Ragged Edge’s identity for Globe-Trotter draws on the luxury luggage brand’s prestigious history
International luxury luggage company Globe-Trotter are famous for their exquisite bags and suitcases, having garnered a loyal, equally luxurious following across the globe. Seeking a refreshed identity to convey this worldwide notoriety and sophisticated reputation, Globe-Trotter partnered with London-based design agency Ragged Edge, resulting in an elegant, referential and quiet rebrand that effortlessly reflects the prestige and patronage they embody.
“We began by poring through the archives,” Ragged Edge’s Luke Woodhouse tells us, “we found an old version of the logo, used primarily on the cases themselves, that formed the starting point,” he adds, with the primary aim to keep the distinct tone of the brand without neglecting the functionality of its products. Recreated from scratch, Woodhouse recalls their aim to “stay true to the original’s intentions,” by means of “embracing the unconventional form and avoiding the temptation to over-simplify.”
Directed by the physical limitations of the luggage, the supporting bespoke logotype was crafted with simplicity in mind. “We needed forms that could be embossed into the vulcanised fibreboard on the cases themselves,” Woodhouse explains, needing to keep things simple without getting trapped in the typical characterless typographic tropes of luxury branding. “We worked on the initial designs of the letterforms,” Woodhouse recalls, adding characterful elements that wouldn’t tarnish the finished printed form, “and defined the proportions of the star and its relationship with the wordmark,” he adds, working with NaN’s Luke Prowse to finetune the type’s production.

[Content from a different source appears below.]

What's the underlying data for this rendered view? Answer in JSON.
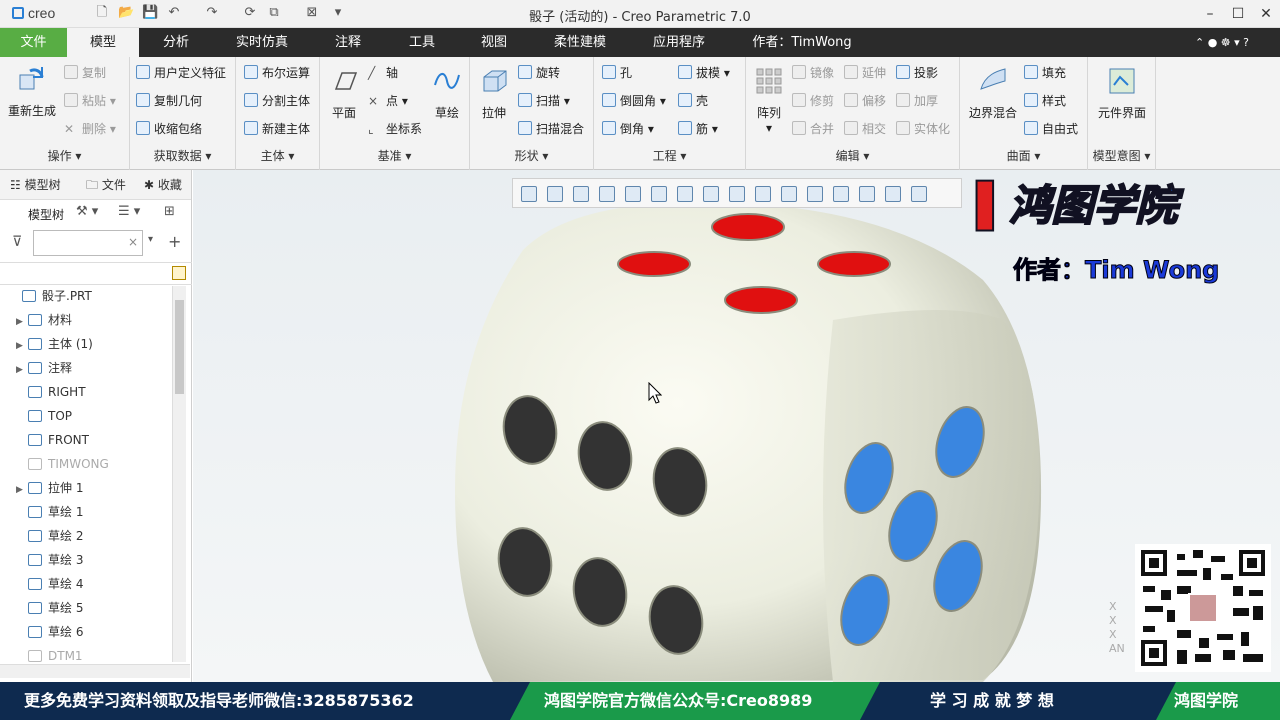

Sitting alongside the logo is the use of ITC Cushing as the secondary typeface. “We loved the character of the typeface,” Woodhouse explains, “it felt like an unusual choice in a digital world and fitted the brand’s ethos perfectly,” he tells us, coincidently crafted in the same year of Globe-Trotter’s founding. “Some things are just meant to be,” Woodhouse concludes.